===== PROVIDED ENTRIES

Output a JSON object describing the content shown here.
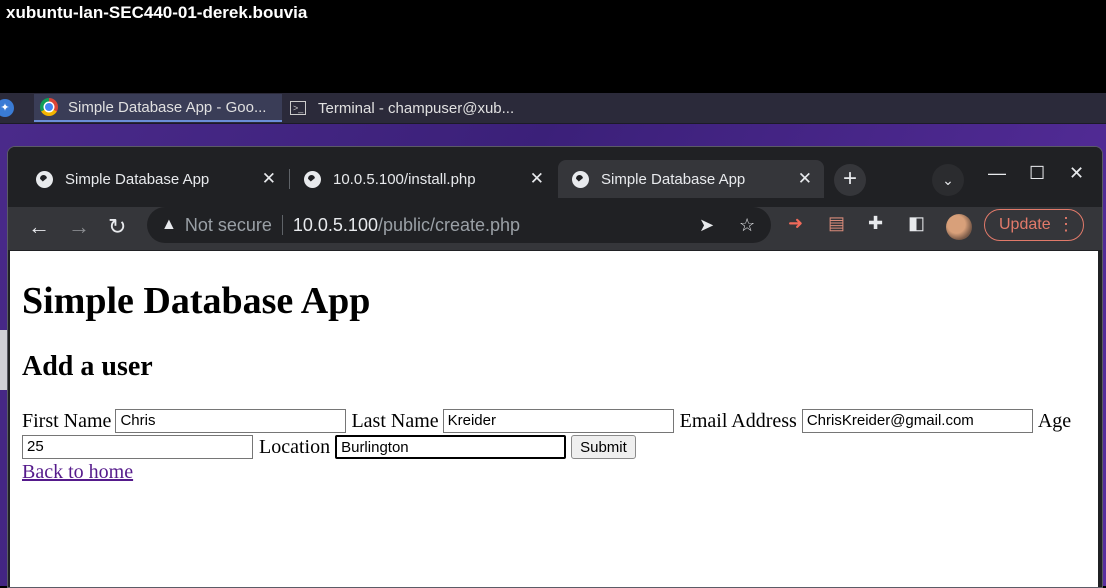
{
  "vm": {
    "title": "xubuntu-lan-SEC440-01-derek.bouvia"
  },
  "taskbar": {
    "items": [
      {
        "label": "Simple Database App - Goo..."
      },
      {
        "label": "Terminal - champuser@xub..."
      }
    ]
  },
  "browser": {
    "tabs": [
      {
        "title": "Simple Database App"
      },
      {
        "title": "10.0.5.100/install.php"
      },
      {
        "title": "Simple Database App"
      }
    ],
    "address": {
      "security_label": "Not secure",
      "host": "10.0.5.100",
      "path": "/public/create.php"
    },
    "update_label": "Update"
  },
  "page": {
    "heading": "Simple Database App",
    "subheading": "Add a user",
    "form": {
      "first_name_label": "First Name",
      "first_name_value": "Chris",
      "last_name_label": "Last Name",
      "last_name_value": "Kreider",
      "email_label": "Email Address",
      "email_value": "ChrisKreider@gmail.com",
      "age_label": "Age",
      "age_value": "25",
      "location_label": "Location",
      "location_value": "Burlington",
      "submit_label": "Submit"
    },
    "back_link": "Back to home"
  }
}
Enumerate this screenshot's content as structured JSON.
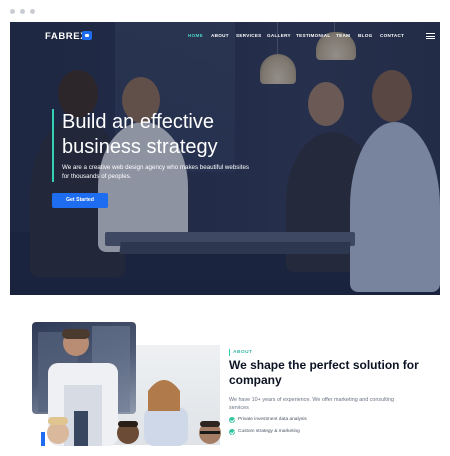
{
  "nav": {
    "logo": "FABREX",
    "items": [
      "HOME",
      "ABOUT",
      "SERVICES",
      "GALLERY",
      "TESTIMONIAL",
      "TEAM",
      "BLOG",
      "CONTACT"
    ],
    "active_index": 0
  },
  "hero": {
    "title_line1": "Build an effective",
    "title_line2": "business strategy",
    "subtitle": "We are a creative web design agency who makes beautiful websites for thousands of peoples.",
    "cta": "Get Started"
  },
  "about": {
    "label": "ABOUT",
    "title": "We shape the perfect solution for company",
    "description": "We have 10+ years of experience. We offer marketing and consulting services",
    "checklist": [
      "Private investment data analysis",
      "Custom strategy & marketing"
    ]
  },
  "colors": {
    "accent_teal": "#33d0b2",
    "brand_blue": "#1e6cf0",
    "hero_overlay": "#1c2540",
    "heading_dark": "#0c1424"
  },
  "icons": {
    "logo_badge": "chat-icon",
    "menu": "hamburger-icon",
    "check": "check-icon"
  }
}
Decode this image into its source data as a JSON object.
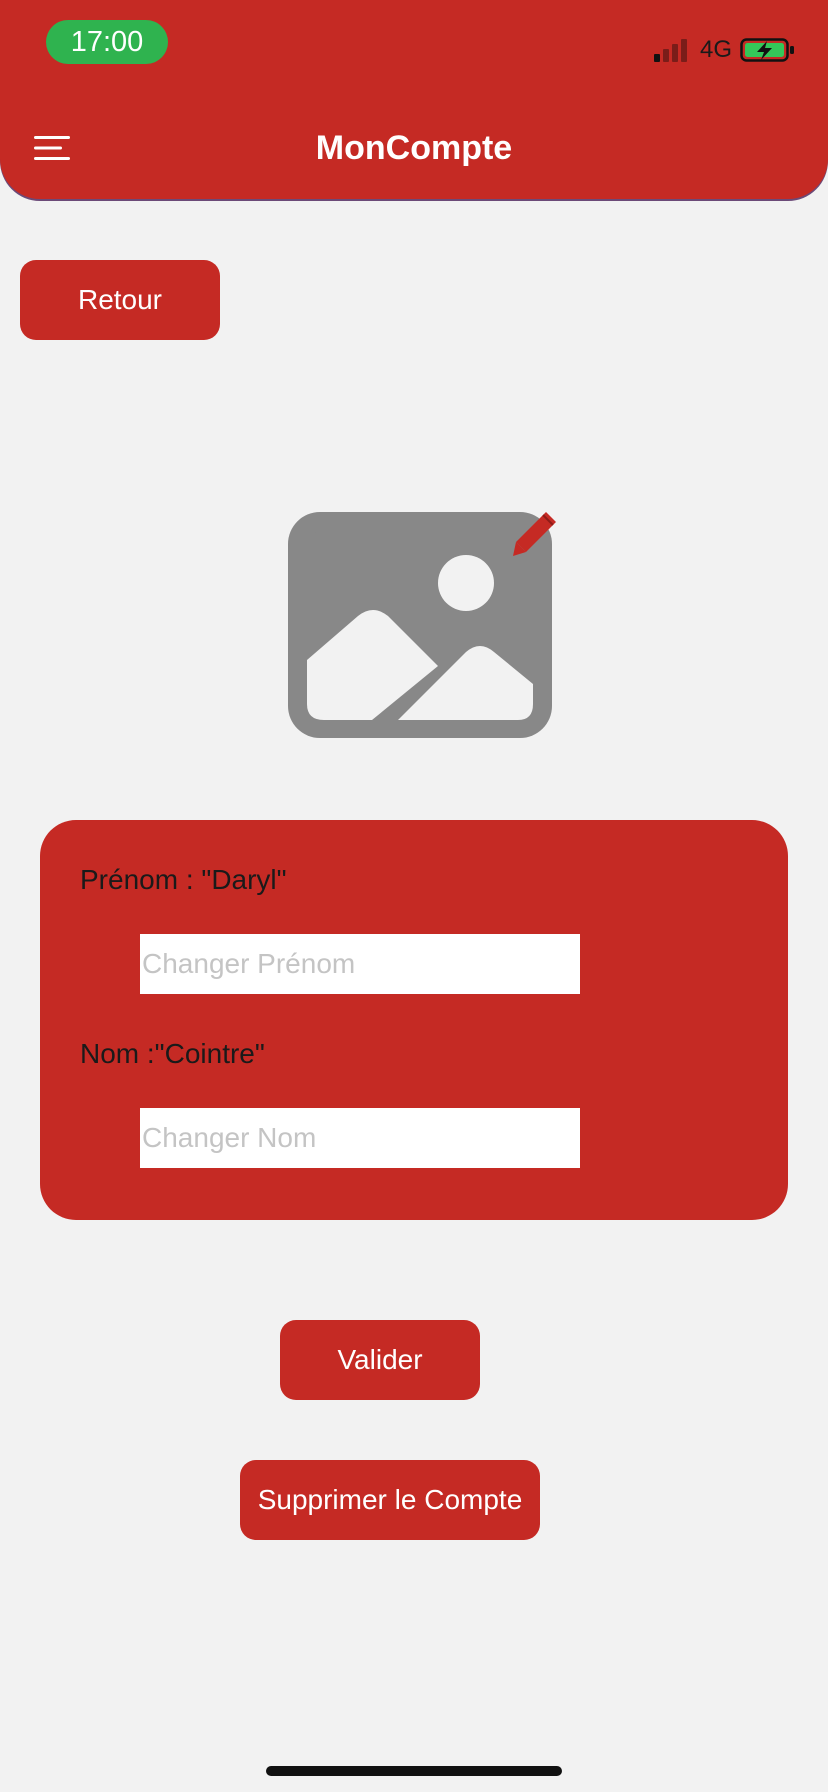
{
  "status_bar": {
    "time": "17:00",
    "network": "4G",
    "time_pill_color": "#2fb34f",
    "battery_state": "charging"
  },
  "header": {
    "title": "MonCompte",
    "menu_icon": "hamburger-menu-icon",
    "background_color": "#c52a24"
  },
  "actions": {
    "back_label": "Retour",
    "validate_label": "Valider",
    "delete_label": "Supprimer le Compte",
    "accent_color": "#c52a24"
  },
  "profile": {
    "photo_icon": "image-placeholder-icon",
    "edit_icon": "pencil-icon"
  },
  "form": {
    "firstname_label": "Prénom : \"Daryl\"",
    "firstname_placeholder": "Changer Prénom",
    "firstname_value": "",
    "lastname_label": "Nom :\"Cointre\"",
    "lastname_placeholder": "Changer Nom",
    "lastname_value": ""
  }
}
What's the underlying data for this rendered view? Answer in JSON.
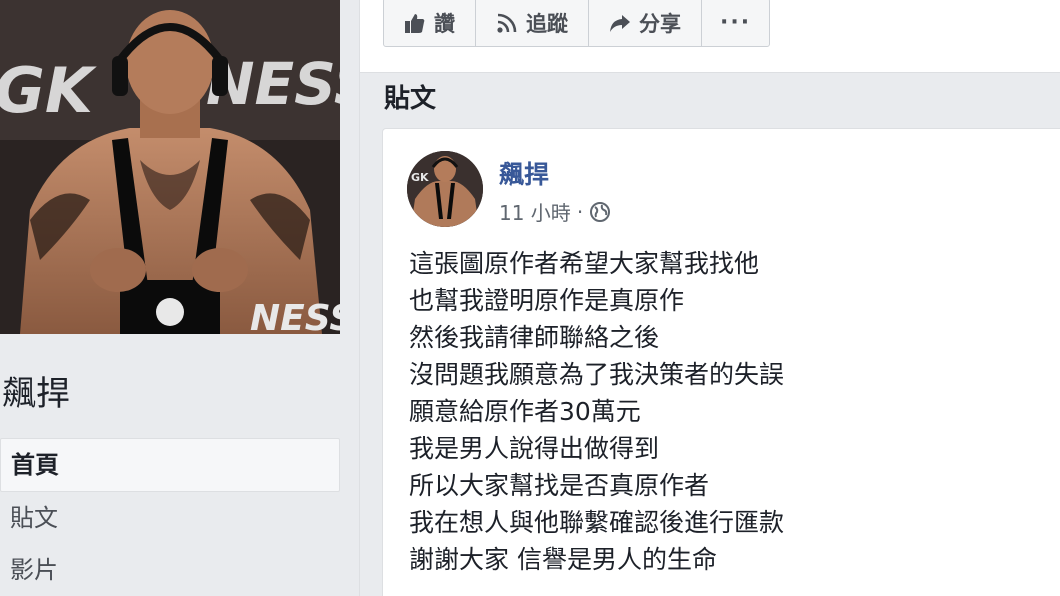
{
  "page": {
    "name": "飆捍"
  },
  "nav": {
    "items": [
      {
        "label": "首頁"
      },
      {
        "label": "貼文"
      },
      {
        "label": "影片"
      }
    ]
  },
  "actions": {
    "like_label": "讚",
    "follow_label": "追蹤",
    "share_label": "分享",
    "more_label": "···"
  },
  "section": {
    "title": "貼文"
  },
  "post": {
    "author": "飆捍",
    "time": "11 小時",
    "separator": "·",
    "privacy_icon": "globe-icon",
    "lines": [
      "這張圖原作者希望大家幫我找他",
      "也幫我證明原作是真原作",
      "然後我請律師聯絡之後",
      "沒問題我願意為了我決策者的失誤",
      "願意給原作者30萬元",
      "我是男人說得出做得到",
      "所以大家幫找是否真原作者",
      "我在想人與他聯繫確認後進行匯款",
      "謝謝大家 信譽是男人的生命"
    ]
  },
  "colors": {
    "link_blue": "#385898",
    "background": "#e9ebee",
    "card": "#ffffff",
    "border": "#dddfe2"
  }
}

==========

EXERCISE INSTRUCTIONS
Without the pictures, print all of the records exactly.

THE COMPLETED TASK
Output a JSON object describing the content shown here.
{
  "vm": {
    "title": "xubuntu-lan-SEC440-01-derek.bouvia"
  },
  "taskbar": {
    "items": [
      {
        "label": "Simple Database App - Goo..."
      },
      {
        "label": "Terminal - champuser@xub..."
      }
    ]
  },
  "browser": {
    "tabs": [
      {
        "title": "Simple Database App"
      },
      {
        "title": "10.0.5.100/install.php"
      },
      {
        "title": "Simple Database App"
      }
    ],
    "address": {
      "security_label": "Not secure",
      "host": "10.0.5.100",
      "path": "/public/create.php"
    },
    "update_label": "Update"
  },
  "page": {
    "heading": "Simple Database App",
    "subheading": "Add a user",
    "form": {
      "first_name_label": "First Name",
      "first_name_value": "Chris",
      "last_name_label": "Last Name",
      "last_name_value": "Kreider",
      "email_label": "Email Address",
      "email_value": "ChrisKreider@gmail.com",
      "age_label": "Age",
      "age_value": "25",
      "location_label": "Location",
      "location_value": "Burlington",
      "submit_label": "Submit"
    },
    "back_link": "Back to home"
  }
}
Enumerate this screenshot's content as structured JSON.
{
  "nav": {
    "logo": "FABREX",
    "items": [
      "HOME",
      "ABOUT",
      "SERVICES",
      "GALLERY",
      "TESTIMONIAL",
      "TEAM",
      "BLOG",
      "CONTACT"
    ],
    "active_index": 0
  },
  "hero": {
    "title_line1": "Build an effective",
    "title_line2": "business strategy",
    "subtitle": "We are a creative web design agency who makes beautiful websites for thousands of peoples.",
    "cta": "Get Started"
  },
  "about": {
    "label": "ABOUT",
    "title": "We shape the perfect solution for company",
    "description": "We have 10+ years of experience. We offer marketing and consulting services",
    "checklist": [
      "Private investment data analysis",
      "Custom strategy & marketing"
    ]
  },
  "colors": {
    "accent_teal": "#33d0b2",
    "brand_blue": "#1e6cf0",
    "hero_overlay": "#1c2540",
    "heading_dark": "#0c1424"
  },
  "icons": {
    "logo_badge": "chat-icon",
    "menu": "hamburger-icon",
    "check": "check-icon"
  }
}
Decode this image into its source data as a JSON object.
{
  "status_bar": {
    "time": "17:00",
    "network": "4G",
    "time_pill_color": "#2fb34f",
    "battery_state": "charging"
  },
  "header": {
    "title": "MonCompte",
    "menu_icon": "hamburger-menu-icon",
    "background_color": "#c52a24"
  },
  "actions": {
    "back_label": "Retour",
    "validate_label": "Valider",
    "delete_label": "Supprimer le Compte",
    "accent_color": "#c52a24"
  },
  "profile": {
    "photo_icon": "image-placeholder-icon",
    "edit_icon": "pencil-icon"
  },
  "form": {
    "firstname_label": "Prénom : \"Daryl\"",
    "firstname_placeholder": "Changer Prénom",
    "firstname_value": "",
    "lastname_label": "Nom :\"Cointre\"",
    "lastname_placeholder": "Changer Nom",
    "lastname_value": ""
  }
}
What's the underlying data for this rendered view? Answer in JSON.
{
  "page": {
    "name": "飆捍"
  },
  "nav": {
    "items": [
      {
        "label": "首頁"
      },
      {
        "label": "貼文"
      },
      {
        "label": "影片"
      }
    ]
  },
  "actions": {
    "like_label": "讚",
    "follow_label": "追蹤",
    "share_label": "分享",
    "more_label": "···"
  },
  "section": {
    "title": "貼文"
  },
  "post": {
    "author": "飆捍",
    "time": "11 小時",
    "separator": "·",
    "privacy_icon": "globe-icon",
    "lines": [
      "這張圖原作者希望大家幫我找他",
      "也幫我證明原作是真原作",
      "然後我請律師聯絡之後",
      "沒問題我願意為了我決策者的失誤",
      "願意給原作者30萬元",
      "我是男人說得出做得到",
      "所以大家幫找是否真原作者",
      "我在想人與他聯繫確認後進行匯款",
      "謝謝大家 信譽是男人的生命"
    ]
  },
  "colors": {
    "link_blue": "#385898",
    "background": "#e9ebee",
    "card": "#ffffff",
    "border": "#dddfe2"
  }
}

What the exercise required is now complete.